A new study suggests that alien-hunting scientists should consider searching for alien cities, rather than hoping to find signs of alien life throughout the universe.
The study, presented by Avi Loeb from the Harvard-Smithsonian Center for Astrophysics and Edwin Turner from the Princeton University, notes that current technologies could identify marks of an alien civilization, noting that aliens are likely to use many of the same technologies as humans. The study notes that aliens would use Earth-like technologies and that intelligent lifeforms are likely to have artificial illumination.
“Looking for alien cities would be a long shot, but wouldn’t require extra resources,” Loeb, who works at the Harvard-Smithsonian Center for Astrophysics in Cambridge, said in a statement Friday. “And if we succeed, it would change our perception of our place in the universe.”

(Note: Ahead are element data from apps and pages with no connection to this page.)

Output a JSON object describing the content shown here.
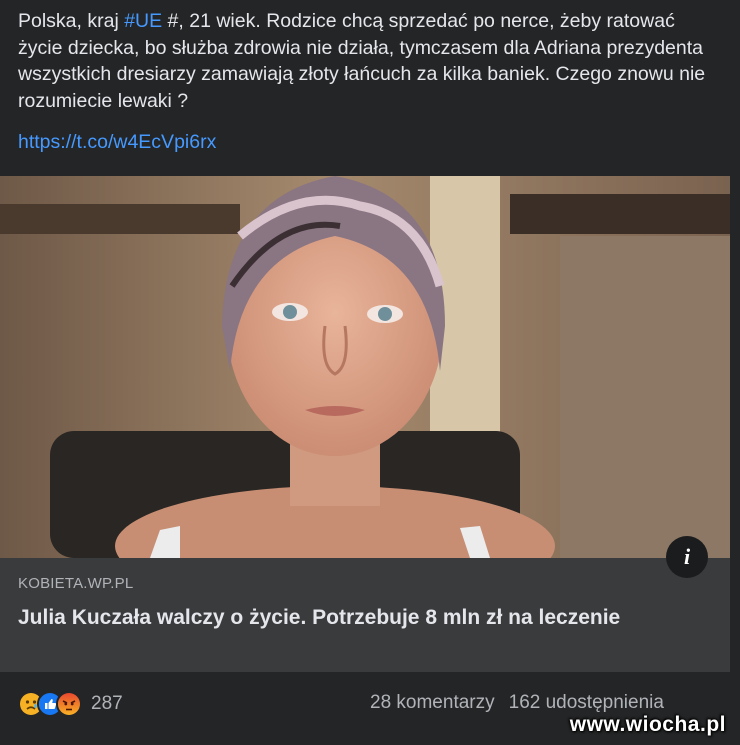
{
  "post": {
    "text_before_hashtag": "Polska, kraj ",
    "hashtag": "#UE",
    "text_after_hashtag": " #, 21 wiek. Rodzice chcą sprzedać po nerce, żeby ratować życie dziecka, bo służba zdrowia nie działa, tymczasem dla Adriana prezydenta wszystkich dresiarzy zamawiają złoty łańcuch za kilka baniek. Czego znowu nie rozumiecie lewaki ?",
    "link": "https://t.co/w4EcVpi6rx"
  },
  "link_preview": {
    "domain": "KOBIETA.WP.PL",
    "title": "Julia Kuczała walczy o życie. Potrzebuje 8 mln zł na leczenie",
    "info_icon": "i"
  },
  "footer": {
    "reaction_icons": [
      "sad-reaction-icon",
      "like-reaction-icon",
      "angry-reaction-icon"
    ],
    "reaction_count": "287",
    "comments": "28 komentarzy",
    "shares": "162 udostępnienia"
  },
  "watermark": "www.wiocha.pl",
  "colors": {
    "background": "#242526",
    "card": "#3a3b3c",
    "link": "#4599ff",
    "text": "#e4e6eb",
    "muted": "#b0b3b8"
  }
}
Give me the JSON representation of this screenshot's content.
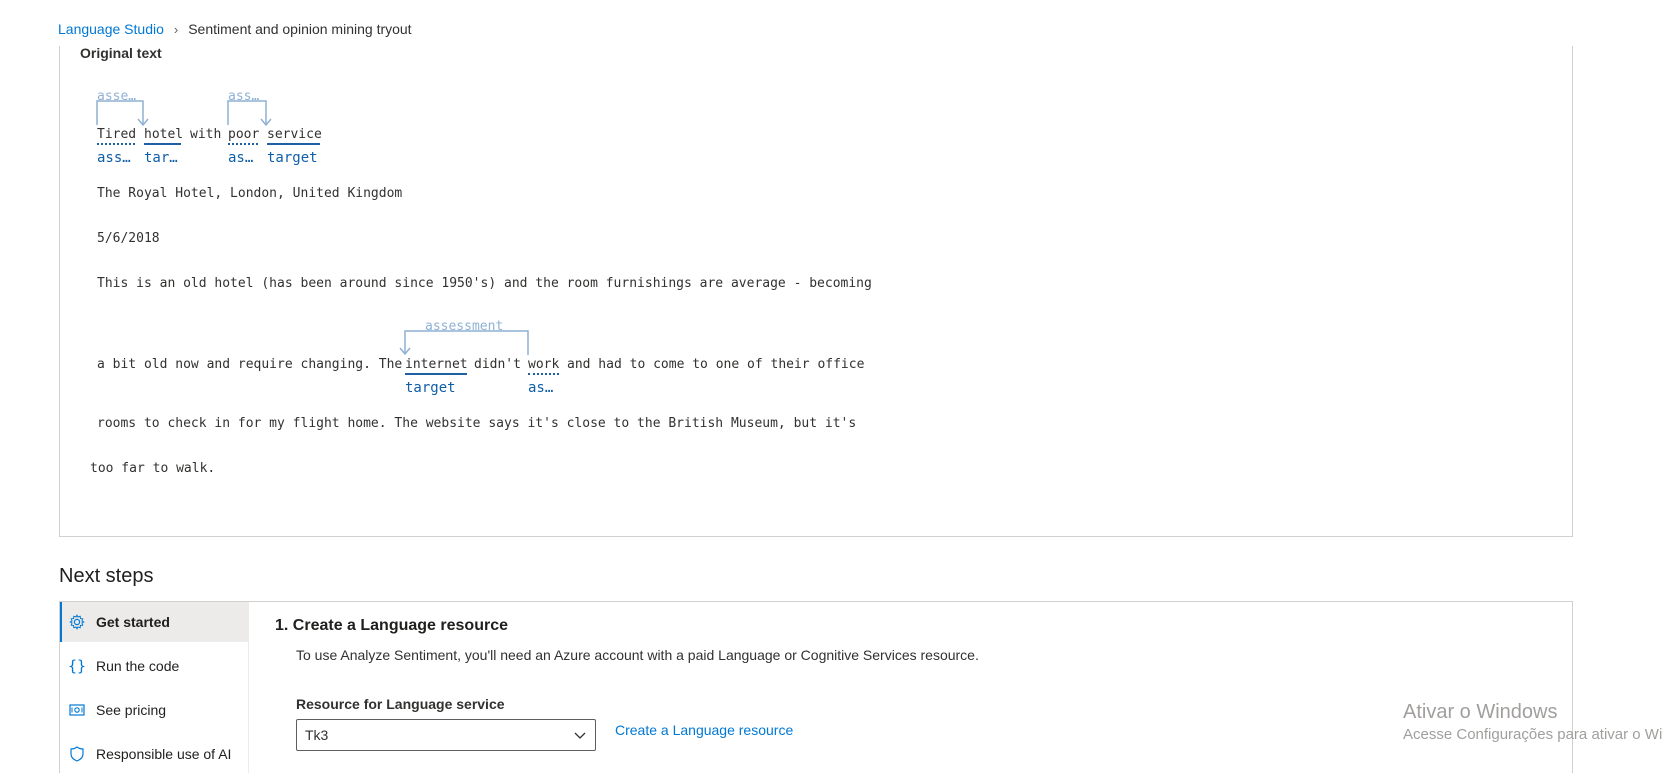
{
  "breadcrumb": {
    "root": "Language Studio",
    "separator": "›",
    "current": "Sentiment and opinion mining tryout"
  },
  "original_text": {
    "title": "Original text",
    "sentence1": {
      "tokens": {
        "tired": "Tired",
        "hotel": "hotel",
        "with": "with",
        "poor": "poor",
        "service": "service"
      },
      "relations": [
        "asse…",
        "ass…"
      ],
      "labels": {
        "tired": "ass…",
        "hotel": "tar…",
        "poor": "as…",
        "service": "target"
      }
    },
    "line_hotel_name": "The Royal Hotel, London, United Kingdom",
    "line_date": "5/6/2018",
    "line_para1": "This is an old hotel (has been around since 1950's) and the room furnishings are average - becoming",
    "sentence2": {
      "prefix": "a bit old now and require changing. The",
      "internet": "internet",
      "didnt": "didn't",
      "work": "work",
      "suffix": "and had to come to one of their office",
      "relation": "assessment",
      "labels": {
        "internet": "target",
        "work": "as…"
      }
    },
    "line_para3": "rooms to check in for my flight home. The website says it's close to the British Museum, but it's",
    "line_para4": "too far to walk."
  },
  "next_steps": {
    "title": "Next steps",
    "sidebar": [
      {
        "label": "Get started",
        "icon": "gear-icon",
        "active": true
      },
      {
        "label": "Run the code",
        "icon": "code-braces-icon",
        "active": false
      },
      {
        "label": "See pricing",
        "icon": "pricing-icon",
        "active": false
      },
      {
        "label": "Responsible use of AI",
        "icon": "shield-icon",
        "active": false
      }
    ],
    "step_heading": "1. Create a Language resource",
    "step_description": "To use Analyze Sentiment, you'll need an Azure account with a paid Language or Cognitive Services resource.",
    "resource_label": "Resource for Language service",
    "resource_value": "Tk3",
    "create_link": "Create a Language resource"
  },
  "watermark": {
    "title": "Ativar o Windows",
    "subtitle": "Acesse Configurações para ativar o Windows."
  },
  "colors": {
    "accent": "#0078d4",
    "label_blue": "#0f5ea8",
    "relation_blue": "#8fb1d4"
  }
}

“This is reasonable because any intelligent life that evolved in the light from its nearest star is likely to have artificial illumination that switches on during the hours of darkness,” the statement added.
The pair of scientists calculated that existing telescopes can see a city the size of Tokyo, if it were located on an asteroid or a comet at a distance of nearly 50 Astronomical units from here. Both Mr. Loeb and Mr. Turner suggest searching for potential cities, saying astronomers should direct telescopes towards potential planets harboring life when it is in a night phase. The scientific duo say this would assist in distinguishing artificial light from that of the sun.
Mr. Loeb admits that finding technologically advanced aliens in the outer regions of our own solar system is a long shot, because they would be far from the life-giving glow of the sun. Still, he notes that astronomers should continue the search for additional intelligent life.
“Looking for alien cities would be a long shot, but wouldn’t require extra resources. And if we succeed, it would change our perception of our place in the universe,” Mr. Loeb said.
The study was submitted to the scientific journal Astrobiology.